Records supplied –
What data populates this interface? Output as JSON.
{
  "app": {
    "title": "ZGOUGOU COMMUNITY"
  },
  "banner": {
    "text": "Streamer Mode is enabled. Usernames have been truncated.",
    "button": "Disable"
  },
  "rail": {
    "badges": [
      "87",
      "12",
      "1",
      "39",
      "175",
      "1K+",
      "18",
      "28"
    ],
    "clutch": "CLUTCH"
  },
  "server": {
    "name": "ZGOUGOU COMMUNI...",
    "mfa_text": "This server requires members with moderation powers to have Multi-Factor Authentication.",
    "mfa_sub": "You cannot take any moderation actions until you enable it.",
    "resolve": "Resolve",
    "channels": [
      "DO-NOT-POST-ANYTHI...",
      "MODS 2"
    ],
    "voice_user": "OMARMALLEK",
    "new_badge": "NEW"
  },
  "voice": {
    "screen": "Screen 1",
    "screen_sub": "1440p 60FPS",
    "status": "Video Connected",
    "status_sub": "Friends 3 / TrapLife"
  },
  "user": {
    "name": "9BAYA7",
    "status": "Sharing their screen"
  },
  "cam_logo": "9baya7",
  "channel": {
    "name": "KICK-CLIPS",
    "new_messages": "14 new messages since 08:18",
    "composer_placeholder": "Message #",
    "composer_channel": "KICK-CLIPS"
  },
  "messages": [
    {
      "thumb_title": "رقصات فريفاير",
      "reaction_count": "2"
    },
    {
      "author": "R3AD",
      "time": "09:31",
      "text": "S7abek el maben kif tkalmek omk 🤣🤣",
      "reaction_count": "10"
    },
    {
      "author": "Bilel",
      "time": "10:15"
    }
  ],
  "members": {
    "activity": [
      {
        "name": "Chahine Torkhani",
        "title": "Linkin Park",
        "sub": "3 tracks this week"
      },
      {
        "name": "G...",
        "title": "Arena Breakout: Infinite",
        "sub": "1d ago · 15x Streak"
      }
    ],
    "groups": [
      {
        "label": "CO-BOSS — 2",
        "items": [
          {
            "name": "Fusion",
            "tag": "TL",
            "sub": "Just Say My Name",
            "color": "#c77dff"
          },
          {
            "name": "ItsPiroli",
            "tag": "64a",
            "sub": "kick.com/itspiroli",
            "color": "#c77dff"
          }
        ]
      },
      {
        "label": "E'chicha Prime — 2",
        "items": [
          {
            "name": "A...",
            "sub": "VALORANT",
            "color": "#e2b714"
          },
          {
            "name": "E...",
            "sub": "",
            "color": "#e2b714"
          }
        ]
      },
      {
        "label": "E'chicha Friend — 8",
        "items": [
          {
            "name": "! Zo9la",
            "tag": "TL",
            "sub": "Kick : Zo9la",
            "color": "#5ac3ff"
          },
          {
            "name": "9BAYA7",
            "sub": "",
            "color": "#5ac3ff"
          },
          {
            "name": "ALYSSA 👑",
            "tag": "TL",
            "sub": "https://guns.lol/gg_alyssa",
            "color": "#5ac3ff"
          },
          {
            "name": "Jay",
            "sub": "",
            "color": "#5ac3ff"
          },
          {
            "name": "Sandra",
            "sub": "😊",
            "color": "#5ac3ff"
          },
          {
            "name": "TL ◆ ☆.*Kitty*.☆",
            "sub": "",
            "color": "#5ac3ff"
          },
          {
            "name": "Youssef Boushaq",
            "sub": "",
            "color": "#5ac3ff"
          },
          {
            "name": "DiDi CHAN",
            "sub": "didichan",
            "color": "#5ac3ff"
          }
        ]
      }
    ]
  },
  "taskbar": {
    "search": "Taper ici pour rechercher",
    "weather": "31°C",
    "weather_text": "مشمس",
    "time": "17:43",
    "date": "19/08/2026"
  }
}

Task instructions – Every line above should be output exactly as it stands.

Output of the task –
What data populates this interface? Output as JSON.
{
  "app": {
    "title": "ZGOUGOU COMMUNITY"
  },
  "banner": {
    "text": "Streamer Mode is enabled. Usernames have been truncated.",
    "button": "Disable"
  },
  "rail": {
    "badges": [
      "87",
      "12",
      "1",
      "39",
      "175",
      "1K+",
      "18",
      "28"
    ],
    "clutch": "CLUTCH"
  },
  "server": {
    "name": "ZGOUGOU COMMUNI...",
    "mfa_text": "This server requires members with moderation powers to have Multi-Factor Authentication.",
    "mfa_sub": "You cannot take any moderation actions until you enable it.",
    "resolve": "Resolve",
    "channels": [
      "DO-NOT-POST-ANYTHI...",
      "MODS 2"
    ],
    "voice_user": "OMARMALLEK",
    "new_badge": "NEW"
  },
  "voice": {
    "screen": "Screen 1",
    "screen_sub": "1440p 60FPS",
    "status": "Video Connected",
    "status_sub": "Friends 3 / TrapLife"
  },
  "user": {
    "name": "9BAYA7",
    "status": "Sharing their screen"
  },
  "cam_logo": "9baya7",
  "channel": {
    "name": "KICK-CLIPS",
    "new_messages": "14 new messages since 08:18",
    "composer_placeholder": "Message #",
    "composer_channel": "KICK-CLIPS"
  },
  "messages": [
    {
      "thumb_title": "رقصات فريفاير",
      "reaction_count": "2"
    },
    {
      "author": "R3AD",
      "time": "09:31",
      "text": "S7abek el maben kif tkalmek omk 🤣🤣",
      "reaction_count": "10"
    },
    {
      "author": "Bilel",
      "time": "10:15"
    }
  ],
  "members": {
    "activity": [
      {
        "name": "Chahine Torkhani",
        "title": "Linkin Park",
        "sub": "3 tracks this week"
      },
      {
        "name": "G...",
        "title": "Arena Breakout: Infinite",
        "sub": "1d ago · 15x Streak"
      }
    ],
    "groups": [
      {
        "label": "CO-BOSS — 2",
        "items": [
          {
            "name": "Fusion",
            "tag": "TL",
            "sub": "Just Say My Name",
            "color": "#c77dff"
          },
          {
            "name": "ItsPiroli",
            "tag": "64a",
            "sub": "kick.com/itspiroli",
            "color": "#c77dff"
          }
        ]
      },
      {
        "label": "E'chicha Prime — 2",
        "items": [
          {
            "name": "A...",
            "sub": "VALORANT",
            "color": "#e2b714"
          },
          {
            "name": "E...",
            "sub": "",
            "color": "#e2b714"
          }
        ]
      },
      {
        "label": "E'chicha Friend — 8",
        "items": [
          {
            "name": "! Zo9la",
            "tag": "TL",
            "sub": "Kick : Zo9la",
            "color": "#5ac3ff"
          },
          {
            "name": "9BAYA7",
            "sub": "",
            "color": "#5ac3ff"
          },
          {
            "name": "ALYSSA 👑",
            "tag": "TL",
            "sub": "https://guns.lol/gg_alyssa",
            "color": "#5ac3ff"
          },
          {
            "name": "Jay",
            "sub": "",
            "color": "#5ac3ff"
          },
          {
            "name": "Sandra",
            "sub": "😊",
            "color": "#5ac3ff"
          },
          {
            "name": "TL ◆ ☆.*Kitty*.☆",
            "sub": "",
            "color": "#5ac3ff"
          },
          {
            "name": "Youssef Boushaq",
            "sub": "",
            "color": "#5ac3ff"
          },
          {
            "name": "DiDi CHAN",
            "sub": "didichan",
            "color": "#5ac3ff"
          }
        ]
      }
    ]
  },
  "taskbar": {
    "search": "Taper ici pour rechercher",
    "weather": "31°C",
    "weather_text": "مشمس",
    "time": "17:43",
    "date": "19/08/2026"
  }
}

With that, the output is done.